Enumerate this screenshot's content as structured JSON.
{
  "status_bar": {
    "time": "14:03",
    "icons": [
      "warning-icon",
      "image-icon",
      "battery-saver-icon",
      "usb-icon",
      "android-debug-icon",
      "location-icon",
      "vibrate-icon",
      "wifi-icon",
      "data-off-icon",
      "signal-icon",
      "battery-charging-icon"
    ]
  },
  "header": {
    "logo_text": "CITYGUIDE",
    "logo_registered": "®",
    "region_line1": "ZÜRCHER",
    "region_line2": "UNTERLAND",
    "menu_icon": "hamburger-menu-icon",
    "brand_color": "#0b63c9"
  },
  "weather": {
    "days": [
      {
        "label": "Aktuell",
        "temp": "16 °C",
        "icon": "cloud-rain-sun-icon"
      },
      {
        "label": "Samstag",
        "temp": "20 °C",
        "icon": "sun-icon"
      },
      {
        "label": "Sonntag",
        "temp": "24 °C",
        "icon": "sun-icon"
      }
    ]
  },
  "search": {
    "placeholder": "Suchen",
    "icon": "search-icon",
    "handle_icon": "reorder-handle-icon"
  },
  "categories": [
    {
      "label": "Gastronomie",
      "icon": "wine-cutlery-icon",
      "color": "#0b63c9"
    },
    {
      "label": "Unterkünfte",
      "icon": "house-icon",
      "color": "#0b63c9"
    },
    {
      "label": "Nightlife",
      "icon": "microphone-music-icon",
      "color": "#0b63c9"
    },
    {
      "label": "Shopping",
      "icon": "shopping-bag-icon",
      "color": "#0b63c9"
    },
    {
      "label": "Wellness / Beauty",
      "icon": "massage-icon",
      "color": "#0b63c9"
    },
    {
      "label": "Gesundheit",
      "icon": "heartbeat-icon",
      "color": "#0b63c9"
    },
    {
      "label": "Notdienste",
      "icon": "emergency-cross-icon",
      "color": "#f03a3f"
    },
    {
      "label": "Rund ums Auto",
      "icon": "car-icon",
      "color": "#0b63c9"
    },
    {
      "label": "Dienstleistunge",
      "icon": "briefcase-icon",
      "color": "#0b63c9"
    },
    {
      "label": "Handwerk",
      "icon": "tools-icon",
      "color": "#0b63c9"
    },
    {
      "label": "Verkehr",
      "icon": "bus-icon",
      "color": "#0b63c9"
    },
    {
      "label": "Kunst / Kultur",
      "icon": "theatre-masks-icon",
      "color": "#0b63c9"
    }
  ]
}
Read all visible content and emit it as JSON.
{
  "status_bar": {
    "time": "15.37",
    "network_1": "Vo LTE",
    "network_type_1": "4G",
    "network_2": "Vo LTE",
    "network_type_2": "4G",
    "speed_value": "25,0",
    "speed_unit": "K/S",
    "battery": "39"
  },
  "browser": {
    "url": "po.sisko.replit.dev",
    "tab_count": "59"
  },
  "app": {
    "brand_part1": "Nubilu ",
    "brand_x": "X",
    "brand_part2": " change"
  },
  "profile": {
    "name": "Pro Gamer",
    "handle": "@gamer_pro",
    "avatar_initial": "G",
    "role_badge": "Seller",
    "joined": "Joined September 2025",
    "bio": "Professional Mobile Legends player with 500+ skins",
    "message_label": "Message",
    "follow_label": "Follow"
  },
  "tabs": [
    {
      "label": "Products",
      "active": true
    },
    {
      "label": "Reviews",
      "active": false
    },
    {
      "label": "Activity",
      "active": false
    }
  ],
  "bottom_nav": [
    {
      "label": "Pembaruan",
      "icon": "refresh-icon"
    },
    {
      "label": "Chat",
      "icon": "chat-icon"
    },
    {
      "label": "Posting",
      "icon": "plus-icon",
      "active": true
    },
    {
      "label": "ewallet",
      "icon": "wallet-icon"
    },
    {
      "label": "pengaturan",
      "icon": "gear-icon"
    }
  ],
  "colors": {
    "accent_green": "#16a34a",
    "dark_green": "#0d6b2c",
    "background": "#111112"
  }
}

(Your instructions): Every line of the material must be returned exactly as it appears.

(Response):
Enumerate this screenshot's content as structured JSON.
{
  "status_bar": {
    "time": "14:03",
    "icons": [
      "warning-icon",
      "image-icon",
      "battery-saver-icon",
      "usb-icon",
      "android-debug-icon",
      "location-icon",
      "vibrate-icon",
      "wifi-icon",
      "data-off-icon",
      "signal-icon",
      "battery-charging-icon"
    ]
  },
  "header": {
    "logo_text": "CITYGUIDE",
    "logo_registered": "®",
    "region_line1": "ZÜRCHER",
    "region_line2": "UNTERLAND",
    "menu_icon": "hamburger-menu-icon",
    "brand_color": "#0b63c9"
  },
  "weather": {
    "days": [
      {
        "label": "Aktuell",
        "temp": "16 °C",
        "icon": "cloud-rain-sun-icon"
      },
      {
        "label": "Samstag",
        "temp": "20 °C",
        "icon": "sun-icon"
      },
      {
        "label": "Sonntag",
        "temp": "24 °C",
        "icon": "sun-icon"
      }
    ]
  },
  "search": {
    "placeholder": "Suchen",
    "icon": "search-icon",
    "handle_icon": "reorder-handle-icon"
  },
  "categories": [
    {
      "label": "Gastronomie",
      "icon": "wine-cutlery-icon",
      "color": "#0b63c9"
    },
    {
      "label": "Unterkünfte",
      "icon": "house-icon",
      "color": "#0b63c9"
    },
    {
      "label": "Nightlife",
      "icon": "microphone-music-icon",
      "color": "#0b63c9"
    },
    {
      "label": "Shopping",
      "icon": "shopping-bag-icon",
      "color": "#0b63c9"
    },
    {
      "label": "Wellness / Beauty",
      "icon": "massage-icon",
      "color": "#0b63c9"
    },
    {
      "label": "Gesundheit",
      "icon": "heartbeat-icon",
      "color": "#0b63c9"
    },
    {
      "label": "Notdienste",
      "icon": "emergency-cross-icon",
      "color": "#f03a3f"
    },
    {
      "label": "Rund ums Auto",
      "icon": "car-icon",
      "color": "#0b63c9"
    },
    {
      "label": "Dienstleistunge",
      "icon": "briefcase-icon",
      "color": "#0b63c9"
    },
    {
      "label": "Handwerk",
      "icon": "tools-icon",
      "color": "#0b63c9"
    },
    {
      "label": "Verkehr",
      "icon": "bus-icon",
      "color": "#0b63c9"
    },
    {
      "label": "Kunst / Kultur",
      "icon": "theatre-masks-icon",
      "color": "#0b63c9"
    }
  ]
}
Read all visible content and emit it as JSON.
{
  "status_bar": {
    "time": "15.37",
    "network_1": "Vo LTE",
    "network_type_1": "4G",
    "network_2": "Vo LTE",
    "network_type_2": "4G",
    "speed_value": "25,0",
    "speed_unit": "K/S",
    "battery": "39"
  },
  "browser": {
    "url": "po.sisko.replit.dev",
    "tab_count": "59"
  },
  "app": {
    "brand_part1": "Nubilu ",
    "brand_x": "X",
    "brand_part2": " change"
  },
  "profile": {
    "name": "Pro Gamer",
    "handle": "@gamer_pro",
    "avatar_initial": "G",
    "role_badge": "Seller",
    "joined": "Joined September 2025",
    "bio": "Professional Mobile Legends player with 500+ skins",
    "message_label": "Message",
    "follow_label": "Follow"
  },
  "tabs": [
    {
      "label": "Products",
      "active": true
    },
    {
      "label": "Reviews",
      "active": false
    },
    {
      "label": "Activity",
      "active": false
    }
  ],
  "bottom_nav": [
    {
      "label": "Pembaruan",
      "icon": "refresh-icon"
    },
    {
      "label": "Chat",
      "icon": "chat-icon"
    },
    {
      "label": "Posting",
      "icon": "plus-icon",
      "active": true
    },
    {
      "label": "ewallet",
      "icon": "wallet-icon"
    },
    {
      "label": "pengaturan",
      "icon": "gear-icon"
    }
  ],
  "colors": {
    "accent_green": "#16a34a",
    "dark_green": "#0d6b2c",
    "background": "#111112"
  }
}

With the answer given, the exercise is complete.